TASK DESCRIPTION = Determine the number of lines in the data below that hold "post"; give nothing but that number.
** GIVEN ENTRIES follows **
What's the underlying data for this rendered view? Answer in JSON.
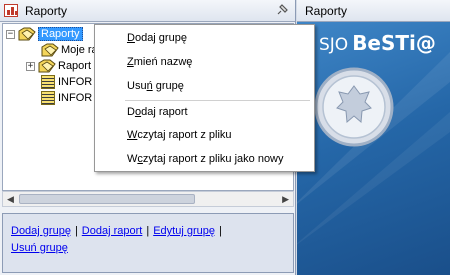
{
  "left_panel": {
    "title": "Raporty",
    "tree": [
      {
        "label": "Raporty",
        "expander": "−",
        "selected": true
      },
      {
        "label": "Moje ra"
      },
      {
        "label": "Raport",
        "expander": "+"
      },
      {
        "label": "INFOR"
      },
      {
        "label": "INFOR"
      }
    ]
  },
  "actions": {
    "add_group": "Dodaj grupę",
    "add_report": "Dodaj raport",
    "edit_group": "Edytuj grupę",
    "delete_group": "Usuń grupę",
    "separator": "|"
  },
  "right_panel": {
    "title": "Raporty",
    "banner_prefix": "SJO",
    "banner_brand": "BeSTi@"
  },
  "context_menu": {
    "items": [
      {
        "pre": "",
        "u": "D",
        "post": "odaj grupę"
      },
      {
        "pre": "",
        "u": "Z",
        "post": "mień nazwę"
      },
      {
        "pre": "Usu",
        "u": "ń",
        "post": " grupę"
      },
      {
        "pre": "D",
        "u": "o",
        "post": "daj raport"
      },
      {
        "pre": "",
        "u": "W",
        "post": "czytaj raport z pliku"
      },
      {
        "pre": "W",
        "u": "c",
        "post": "zytaj raport z pliku jako nowy"
      }
    ]
  }
}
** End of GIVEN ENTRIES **
ANSWER SPACE = 6